"The goal of this research is to look for microbial association and a potential viral trigger for the initiation of this disease in people who are genetically susceptible to it," said Dr. Joseph Petrosino, director of the CMMR and an assistant professor of molecular virology & microbiology, molecular and cellular biology at BCM. Dr. Richard E. Lloyd, professor of molecular virology & microbiology at BCM is a co-principal investigator on the project, and Dr. Rob Knight, associate professor of molecular biophysics at University of Colorado in Boulder, is a lead co-investigator.
Others working with Petrosino at Baylor include Dr. Aleksandar Milosavljevic, associate professor of molecular and human genetics, who will provide analysis of the data, and Dr. Richard Gibbs, director of the Baylor Human Genome Sequencing Center, where the sequencing will take place.
The contract is part of The Environmental Determinants of Diabetes in the Young project funded by the National Institute of Diabetes and Digestive and Kidney Diseases of the National Institutes of Health.
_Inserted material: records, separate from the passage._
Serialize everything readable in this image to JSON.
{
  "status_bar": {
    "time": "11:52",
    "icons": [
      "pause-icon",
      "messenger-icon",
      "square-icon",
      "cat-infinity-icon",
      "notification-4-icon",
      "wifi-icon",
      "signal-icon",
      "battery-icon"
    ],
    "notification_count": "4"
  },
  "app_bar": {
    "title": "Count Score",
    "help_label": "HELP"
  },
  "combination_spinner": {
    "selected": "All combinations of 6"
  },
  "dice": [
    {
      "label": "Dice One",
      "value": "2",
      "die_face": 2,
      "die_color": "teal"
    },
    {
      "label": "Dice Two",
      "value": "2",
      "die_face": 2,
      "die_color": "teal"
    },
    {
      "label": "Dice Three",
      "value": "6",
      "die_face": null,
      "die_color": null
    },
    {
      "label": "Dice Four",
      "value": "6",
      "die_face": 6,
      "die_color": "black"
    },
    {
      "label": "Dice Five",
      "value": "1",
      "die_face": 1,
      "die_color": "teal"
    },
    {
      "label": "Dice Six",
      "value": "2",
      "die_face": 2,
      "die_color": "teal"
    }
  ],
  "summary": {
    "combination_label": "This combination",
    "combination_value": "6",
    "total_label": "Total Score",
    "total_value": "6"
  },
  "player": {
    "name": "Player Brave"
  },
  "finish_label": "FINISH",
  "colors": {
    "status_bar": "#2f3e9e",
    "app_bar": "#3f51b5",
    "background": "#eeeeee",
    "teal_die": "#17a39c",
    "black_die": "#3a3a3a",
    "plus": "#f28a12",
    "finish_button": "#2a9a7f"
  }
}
The international project involves clinical centers at the University of Colorado in Denver; the Medical College of Georgia (involving Florida and Georgia); Pacific Northwest Diabetes Research Institute in Seattle, Washington; the University of Turku in Finland, the Diabetes Research Institute based in Munich, Germany; and Lund University in Malmo, Sweden. The data coordinating center is at the University of South Florida in Tampa. Dr. Jeffrey Krischer is director of the data coordinating center and the study co-chair of the TEDDY project.
"Baylor College of Medicine was chosen to do this very important analysis for TEDDY by way of a national competition that recognized the outstanding strengths of the faculty and technological resources of the Alkek Center for Metagenomics and Microbiome Research. TEDDY looks forward to the integration of the data to be produced at BCM with other genetics and exposure data as we attempt to unravel the causes of type 1 diabetes," said Krischer.
Over the past eight years, the project has enrolled more than 8,600 infants from populations of people predisposed to develop diabetes because of family history of the disease or other genetic determinants and those from the general population as well. Enrolled children will continue to be monitored until 15 years of age. Clinical samples are being collected from all the children and they and their families are asked to keep diaries of their diet, illnesses, allergies and other life experiences.
"Over a million samples from the predisposed children and controls have already been collected," said Petrosino.
Researchers from institutions around the world are looking at many of the collected samples and other elements impacting the children’s lives, but the part of the study at BCM will look specifically at the microbiome in these youngsters. The research at the CMMR will include over 18,000 samples, and the microbiome analyses will be compiled with results from other facets of the TEDDY study to provide a clearer picture of progression to type 1 diabetes.
"We are looking for microbial associations with disease onset at the organism and genetic levels," said Petrosino. "Finding a potential viral trigger would be the Holy Grail of this kind of work, as it could lead to a preventive intervention. We also hope the data will help us to develop better diagnostic tools to monitor the progression to type 1 diabetics. Results from the systems biology approach TEDDY is following, that is, parallel studies in other ‘omics’—transcriptomics, metabolomics—fields as well as in the areas of immunology, toxicology, and epidemiology will hopefully reveal novel ways in which we can detect, treat, and perhaps prevent type 1 diabetes in the future."